At a recent leadership team meeting I presented the deacons with a series of goals which I thought we should adopt. One such goal related to worship. There I stated:
“At a time when the combined Sunday worship attendance rarely exceeds our membership, we need to work for the day when Sunday attendance never falls below 365! In communicating the vision, we need to begin by speaking of Sunday worship as part of the very essence of Christian discipleship – worship is not just a delight, but also a duty. In the words of my sabbatical dream, our prime goal is to ensure that ‘Sunday is a day not to be missed’”
To my surprise some of the deacons were unhappy with the wording. In particular, they objected to describing worship as ‘a duty’. ‘Duty’, they argued, is an old-fashioned concept, and using it in the context of worship will only turn people off attending our services. So, following the meeting, I altered the wording, and talked of worship being “not just a delight, but also key to our growth as Christians”.
But I now wonder whether I was right to make. I raised the issue with two Anglican friends, who immediately reminded me that at every Anglican celebration of the Lord’s Supper, worship is described as “a duty” – indeed, in the words of the old Book of Prayer, “a bounden duty”. In the Anglican Eucharistic liturgy, the prayer of thanksgiving begins with this preface:-
Lift up your hearts
We lift them to the Lord (ALL)
Let us give thanks to the Lord our God
It is right to give him thanks and praise (ALL).
It is indeed right, it is our duty and our joy,
at all times and in all places
to give you thanks and praise,
holy Father, heavenly King,
almighty and eternal God,
through Jesus Christ your Son our Lord.
There was a time when ‘duty’ was a noble word. “England expects every man to do his duty”, was the signal that Nelson sent to the British fleet before the Battle of Trafalgar. Robert E. Lee, the US Confederate army general declared:
Duty is the sublimest word in our language. Do your duty in all things. You cannot do more. You should never wish to do less.
Unfortunately, in some circles ‘duty’ has become a negative word.

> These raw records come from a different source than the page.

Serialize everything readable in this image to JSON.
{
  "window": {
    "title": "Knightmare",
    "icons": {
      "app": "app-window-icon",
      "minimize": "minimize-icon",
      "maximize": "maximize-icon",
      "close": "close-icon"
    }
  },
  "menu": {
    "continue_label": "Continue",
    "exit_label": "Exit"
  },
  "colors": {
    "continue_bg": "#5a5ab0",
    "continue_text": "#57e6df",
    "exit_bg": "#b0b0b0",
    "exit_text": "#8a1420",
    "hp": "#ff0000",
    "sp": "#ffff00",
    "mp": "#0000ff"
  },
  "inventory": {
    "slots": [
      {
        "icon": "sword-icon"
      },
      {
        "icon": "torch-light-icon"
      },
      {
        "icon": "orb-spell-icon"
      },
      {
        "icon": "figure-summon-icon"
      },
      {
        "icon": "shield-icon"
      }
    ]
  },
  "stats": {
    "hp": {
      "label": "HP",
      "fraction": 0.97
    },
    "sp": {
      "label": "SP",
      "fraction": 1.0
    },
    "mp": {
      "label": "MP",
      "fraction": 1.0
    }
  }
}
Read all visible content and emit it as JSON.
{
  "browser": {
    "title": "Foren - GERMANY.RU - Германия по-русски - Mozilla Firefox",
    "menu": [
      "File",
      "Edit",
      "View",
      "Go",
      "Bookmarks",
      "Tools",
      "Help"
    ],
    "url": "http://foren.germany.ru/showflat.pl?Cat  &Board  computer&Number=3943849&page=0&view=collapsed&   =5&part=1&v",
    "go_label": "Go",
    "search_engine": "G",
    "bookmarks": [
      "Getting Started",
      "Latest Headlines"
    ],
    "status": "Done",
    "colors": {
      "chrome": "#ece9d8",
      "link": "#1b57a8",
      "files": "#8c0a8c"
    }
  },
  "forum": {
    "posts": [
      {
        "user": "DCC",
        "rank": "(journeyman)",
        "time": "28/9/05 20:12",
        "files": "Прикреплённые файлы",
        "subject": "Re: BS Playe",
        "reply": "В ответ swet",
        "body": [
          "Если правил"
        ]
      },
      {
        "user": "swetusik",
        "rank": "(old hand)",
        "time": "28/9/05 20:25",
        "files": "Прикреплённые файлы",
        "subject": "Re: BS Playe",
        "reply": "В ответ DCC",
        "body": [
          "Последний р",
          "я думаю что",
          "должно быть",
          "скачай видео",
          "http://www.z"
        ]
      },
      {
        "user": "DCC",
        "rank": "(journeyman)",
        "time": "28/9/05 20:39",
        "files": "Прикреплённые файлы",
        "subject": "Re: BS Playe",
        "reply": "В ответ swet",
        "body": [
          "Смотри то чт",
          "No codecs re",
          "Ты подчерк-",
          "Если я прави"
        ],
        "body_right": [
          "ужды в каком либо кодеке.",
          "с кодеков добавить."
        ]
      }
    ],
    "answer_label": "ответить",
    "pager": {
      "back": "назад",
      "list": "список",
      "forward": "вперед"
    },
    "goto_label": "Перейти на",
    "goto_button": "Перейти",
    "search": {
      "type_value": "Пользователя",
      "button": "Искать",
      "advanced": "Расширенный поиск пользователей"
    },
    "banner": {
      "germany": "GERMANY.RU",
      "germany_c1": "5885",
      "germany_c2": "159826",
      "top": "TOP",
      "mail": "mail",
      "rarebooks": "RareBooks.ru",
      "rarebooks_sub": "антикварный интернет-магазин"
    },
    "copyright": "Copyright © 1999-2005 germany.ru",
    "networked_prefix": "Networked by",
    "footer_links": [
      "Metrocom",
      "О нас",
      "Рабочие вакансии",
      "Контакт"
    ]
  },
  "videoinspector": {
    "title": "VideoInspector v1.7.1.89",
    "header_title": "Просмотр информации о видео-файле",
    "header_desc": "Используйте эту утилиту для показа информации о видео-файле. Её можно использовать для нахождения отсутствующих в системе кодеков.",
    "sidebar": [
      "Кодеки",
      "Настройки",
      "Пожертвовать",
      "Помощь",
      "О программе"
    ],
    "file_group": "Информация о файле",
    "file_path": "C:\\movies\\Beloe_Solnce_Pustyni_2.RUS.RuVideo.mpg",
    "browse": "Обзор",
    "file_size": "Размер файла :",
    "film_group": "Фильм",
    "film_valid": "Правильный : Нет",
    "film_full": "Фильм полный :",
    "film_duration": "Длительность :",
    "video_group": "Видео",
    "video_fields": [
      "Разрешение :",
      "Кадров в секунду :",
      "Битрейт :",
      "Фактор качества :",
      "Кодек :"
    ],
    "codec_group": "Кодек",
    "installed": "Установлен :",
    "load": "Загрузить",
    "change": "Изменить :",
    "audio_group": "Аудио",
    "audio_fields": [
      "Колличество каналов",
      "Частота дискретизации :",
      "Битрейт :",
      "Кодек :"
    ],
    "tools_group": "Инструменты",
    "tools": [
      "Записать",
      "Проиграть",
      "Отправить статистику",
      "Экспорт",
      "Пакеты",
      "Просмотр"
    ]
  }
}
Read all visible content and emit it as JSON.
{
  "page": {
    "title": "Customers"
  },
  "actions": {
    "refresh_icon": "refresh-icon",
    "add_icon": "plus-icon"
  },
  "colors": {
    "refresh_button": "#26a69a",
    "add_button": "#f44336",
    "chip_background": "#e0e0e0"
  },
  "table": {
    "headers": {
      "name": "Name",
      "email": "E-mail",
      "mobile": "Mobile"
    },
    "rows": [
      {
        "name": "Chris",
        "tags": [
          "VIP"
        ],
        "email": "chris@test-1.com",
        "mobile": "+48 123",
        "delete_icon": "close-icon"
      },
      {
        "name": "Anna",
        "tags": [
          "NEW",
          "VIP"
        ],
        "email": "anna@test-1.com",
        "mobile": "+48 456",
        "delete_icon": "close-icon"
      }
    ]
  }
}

Indeed, according to one wit, ‘duty is a task we look forward to with distaste, perform with reluctance, and brag about afterwards’. Duty can sometimes be contrasted with desire, as if the motive behind the former is less noble than the latter: so, it has been said that ‘duty makes us do things well, but love makes us do them beautifully’.
Yet duty is essentially a good word. Our English word ‘duty’ derived from an old French word which means something which is “due” or “owed”. And worship is part of that which is due. The Psalmist, for instance, constantly exhorts us to worship God. In the opening words of Psalm 147: “Praise the Lord! It is good to sing praise to our God; it is pleasant and right to praise him”. Here surely we see that worship is both a duty and delight.
Jesus was in the habit of weekly worship (Luke 4.16), and so too should we be. In days gone by, there was precious little else to do on a Sunday than to go to church. Today there are so many other calls upon our time competing for our attention. Home work, exam revision, visiting family, entertaining friends, walking or running to raise money for charity, sporting activities of one kind or another… All these are good, but worship is surely a higher good. We have a duty to worship God.
But thank God, worship is more than a duty. For worship “is the most momentous, the most urgent, the most glorious action that can take place in life” (Karl Barth). Worship is the occasion when we become truly alive; when we humans, made in the image of God, begin to fulfil the very purpose of our existence by relating to the God who made us. It is the moment when we are caught up into heaven itself and join with the multitude around the throne, singing the praises of God and the Lamb. Worship is also joy and a delight.